Mothers & Teenage Daughters

Of the many family dynamics I work with, it is often mothers and their teenage daughters. Mothers usually call the office, looking for counseling for their daughter.

“She’s not doing well in school.”
“Her friends and their social activities (like partying or sneaking out) make me worried.”
“She’s self-harming.”
“My daughter is constantly arguing with me.”
“I think my daughter might have depression, anxiety, or both.”

What they end up learning is that I likely want to work with both of them. (I should note that these clients coincidentally tend to be single moms. If possible, I try to get the whole family involved if the parents are still together.)

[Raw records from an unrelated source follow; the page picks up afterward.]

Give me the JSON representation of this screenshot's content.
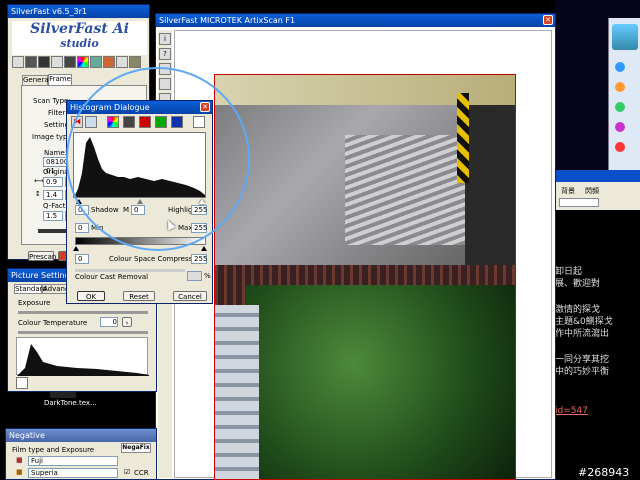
{
  "silverfast": {
    "title": "SilverFast v6.5_3r1",
    "logo1": "SilverFast Ai",
    "logo2": "studio",
    "tabs": [
      "General",
      "Frame"
    ],
    "labels": {
      "scan_type": "Scan Type:",
      "filter": "Filter:",
      "setting": "Setting:",
      "image_type": "Image type:",
      "name": "Name:",
      "name_value": "0810022-01",
      "original": "Original",
      "sc": "Sc",
      "v1": "0.9",
      "v2": "1.4",
      "v3": "1.5",
      "v3b": "10",
      "q_factor": "Q-Factor Scre",
      "prescan": "Prescan"
    }
  },
  "histogram": {
    "title": "Histogram Dialogue",
    "shadow": "Shadow",
    "shadow_val": "0",
    "m_label": "M",
    "m_val": "0",
    "highlight": "Highlight",
    "highlight_val": "255",
    "min": "Min",
    "min_val": "0",
    "max": "Max",
    "max_val": "255",
    "csc": "Colour Space Compression",
    "csc_left": "0",
    "csc_right": "255",
    "ccr": "Colour Cast Removal",
    "pct": "%",
    "ok": "OK",
    "reset": "Reset",
    "cancel": "Cancel"
  },
  "picture": {
    "title": "Picture Settings",
    "tabs": [
      "Standard",
      "Advance"
    ],
    "exposure": "Exposure",
    "ct": "Colour Temperature",
    "ct_val": "0"
  },
  "negative": {
    "title": "Negative",
    "film": "Film type and Exposure",
    "brand": "NegaFix",
    "opt1": "Fuji",
    "opt2": "Superia",
    "ccr": "CCR"
  },
  "artiscan": {
    "title": "SilverFast MICROTEK ArtixScan F1",
    "tools": [
      "i",
      "?",
      "Q",
      "",
      "",
      "",
      "",
      "",
      "",
      "",
      "",
      "",
      ""
    ]
  },
  "desktop": {
    "icon_label": "DarkTone.tex...",
    "watermark": "#268943"
  },
  "chat": {
    "lines": [
      "卸日起",
      "展、歡迎對",
      "激情的探戈",
      "主題&0鰂探戈",
      "作中所流瀉出",
      "一同分享其挖",
      "中的巧妙平衡",
      "id=547"
    ],
    "tab1": "背景",
    "tab2": "閃頻"
  }
}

Mothers and their daughters can have some of the most rewarding lifetime relationships. They also often feel like the most difficult ones, especially during the complex and trying times of “teenhood”. Many moms tell me that they had amazing, close relationships with their daughters as children, and now that those little girls are beginning to develop into young adults…well…not so much. This is, understandably, worrisome for them.

So what’s going on?

More than ever before, kids have access to many things from an early age: cellphones, the internet, social media; the list goes on.

While many of these platforms can be helpful – teens can learn about their feelings of stress, anxiety, and depression through online resources and well-established communities - these outlets also create intense levels of inferiority, perfectionism, and, not surprisingly: stress, anxiety, and depression. Being a teenager isn’t easy.

While as children, many girls felt safe opening up and sharing their worries and secrets with their moms, things start to change during adolescence. Peer pressure and the strengthening of friendships change teens’ levels of comfort and trust discussing tough topics with their parents.

And unfortunately, culturally, we haven’t done a good job preparing moms (or dads) to deal with these issues in ways that foster this trust and open dialogue with their kids.

One of the most common things I hear moms express is, “I always ask her how her day at school was, and she either says nothing or says, ‘Fine.’” Not the most open communication. While I commend moms for their interest and concern for their kid’s day, this isn’t the best way to get a teenager talking, and this is something we work on in therapy.

Something that teens tell me is that “every time” (a form of language we all need to work on) they try to tell their mom about a problem they’re having, the response they get leads to them feeling invalidated and prompts them to shut down. The more this happens, the less likely they want to open up.

In my work with moms and daughters, I aim to model the types of questions and responses that elicit honest conversations about real struggles. This helps teens learn how to communicate about their lives and helps moms learn how they can change the way they interact with their daughters to achieve the connection that both moms and daughters crave. Although it may not feel like it, parents are still the most important people in their teenagers’ lives.

The difficult truth is, as parents, you’re going to begin to hear your kids tell you things that make you uncomfortable, anxious, and worried. What I believe is that, the better equipped you are to hear these things and manage your own feelings, the better – and more honest – relationships you’ll end up having.

My hope is that I help establish trust and openness – on both sides. I acknowledge that all of this can be a truly daunting task. Let’s work together.